### TO DO:
Say how many lines in the records hold the word "JSON", and give nothing but that number.

### MATERIAL TO PROCESS:
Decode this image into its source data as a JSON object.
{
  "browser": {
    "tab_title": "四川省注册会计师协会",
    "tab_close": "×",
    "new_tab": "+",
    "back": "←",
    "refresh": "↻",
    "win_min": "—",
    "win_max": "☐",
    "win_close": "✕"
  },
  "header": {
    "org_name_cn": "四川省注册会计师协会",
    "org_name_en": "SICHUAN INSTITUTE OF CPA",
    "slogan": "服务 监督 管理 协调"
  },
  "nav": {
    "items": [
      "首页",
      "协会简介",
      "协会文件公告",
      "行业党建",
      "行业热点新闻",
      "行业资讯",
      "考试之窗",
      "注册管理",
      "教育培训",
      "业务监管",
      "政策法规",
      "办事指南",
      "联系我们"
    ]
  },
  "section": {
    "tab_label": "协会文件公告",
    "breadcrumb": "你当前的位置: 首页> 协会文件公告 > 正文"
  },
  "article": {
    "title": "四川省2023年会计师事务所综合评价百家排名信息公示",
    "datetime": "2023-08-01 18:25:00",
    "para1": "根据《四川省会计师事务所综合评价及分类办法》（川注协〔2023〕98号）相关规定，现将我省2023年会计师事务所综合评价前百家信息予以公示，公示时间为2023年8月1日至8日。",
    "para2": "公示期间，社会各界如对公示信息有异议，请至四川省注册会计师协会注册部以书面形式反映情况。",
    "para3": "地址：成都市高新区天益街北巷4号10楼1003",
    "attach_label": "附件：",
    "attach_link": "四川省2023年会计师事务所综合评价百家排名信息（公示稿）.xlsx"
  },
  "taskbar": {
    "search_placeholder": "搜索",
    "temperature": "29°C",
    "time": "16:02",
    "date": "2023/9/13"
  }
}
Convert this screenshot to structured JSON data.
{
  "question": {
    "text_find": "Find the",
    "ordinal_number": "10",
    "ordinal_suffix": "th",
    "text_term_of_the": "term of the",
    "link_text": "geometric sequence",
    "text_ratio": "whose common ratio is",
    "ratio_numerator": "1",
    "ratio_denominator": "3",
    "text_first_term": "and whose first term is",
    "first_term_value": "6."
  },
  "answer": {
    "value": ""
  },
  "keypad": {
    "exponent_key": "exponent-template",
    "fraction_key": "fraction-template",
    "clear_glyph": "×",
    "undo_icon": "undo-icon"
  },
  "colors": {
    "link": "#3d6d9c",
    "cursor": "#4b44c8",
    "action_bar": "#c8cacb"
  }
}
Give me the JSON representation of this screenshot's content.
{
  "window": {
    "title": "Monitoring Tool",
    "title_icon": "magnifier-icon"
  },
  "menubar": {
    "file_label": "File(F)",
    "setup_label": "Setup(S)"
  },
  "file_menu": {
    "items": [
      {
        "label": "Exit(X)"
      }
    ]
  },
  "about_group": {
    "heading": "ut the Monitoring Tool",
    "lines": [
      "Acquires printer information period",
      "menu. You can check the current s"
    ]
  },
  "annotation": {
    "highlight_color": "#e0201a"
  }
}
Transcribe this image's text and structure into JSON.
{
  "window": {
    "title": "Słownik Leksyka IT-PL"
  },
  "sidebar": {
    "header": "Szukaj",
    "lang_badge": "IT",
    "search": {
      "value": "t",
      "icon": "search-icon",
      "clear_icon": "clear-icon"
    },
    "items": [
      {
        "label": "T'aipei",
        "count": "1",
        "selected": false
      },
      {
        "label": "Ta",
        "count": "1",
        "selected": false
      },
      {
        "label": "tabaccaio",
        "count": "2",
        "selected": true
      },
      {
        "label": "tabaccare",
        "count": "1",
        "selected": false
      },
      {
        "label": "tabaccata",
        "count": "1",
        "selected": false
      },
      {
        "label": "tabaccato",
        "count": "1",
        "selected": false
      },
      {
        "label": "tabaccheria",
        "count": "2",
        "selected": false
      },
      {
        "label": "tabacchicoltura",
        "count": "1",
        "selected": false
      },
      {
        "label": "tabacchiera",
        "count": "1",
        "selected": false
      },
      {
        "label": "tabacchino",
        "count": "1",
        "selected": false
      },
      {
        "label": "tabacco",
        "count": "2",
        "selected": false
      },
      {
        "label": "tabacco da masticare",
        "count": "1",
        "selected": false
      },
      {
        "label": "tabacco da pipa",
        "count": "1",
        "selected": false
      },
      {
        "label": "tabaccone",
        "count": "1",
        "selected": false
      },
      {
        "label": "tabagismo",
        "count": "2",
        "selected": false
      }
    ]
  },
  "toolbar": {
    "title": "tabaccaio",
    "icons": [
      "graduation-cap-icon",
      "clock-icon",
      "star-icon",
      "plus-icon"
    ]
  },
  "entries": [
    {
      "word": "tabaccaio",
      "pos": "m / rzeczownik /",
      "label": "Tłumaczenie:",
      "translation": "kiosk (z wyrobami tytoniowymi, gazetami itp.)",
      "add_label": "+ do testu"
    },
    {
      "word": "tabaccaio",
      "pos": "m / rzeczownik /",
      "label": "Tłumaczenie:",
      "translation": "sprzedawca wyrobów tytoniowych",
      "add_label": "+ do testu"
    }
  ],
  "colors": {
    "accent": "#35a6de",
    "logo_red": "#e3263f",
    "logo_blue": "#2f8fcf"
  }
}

### ANSWER SECTION:
4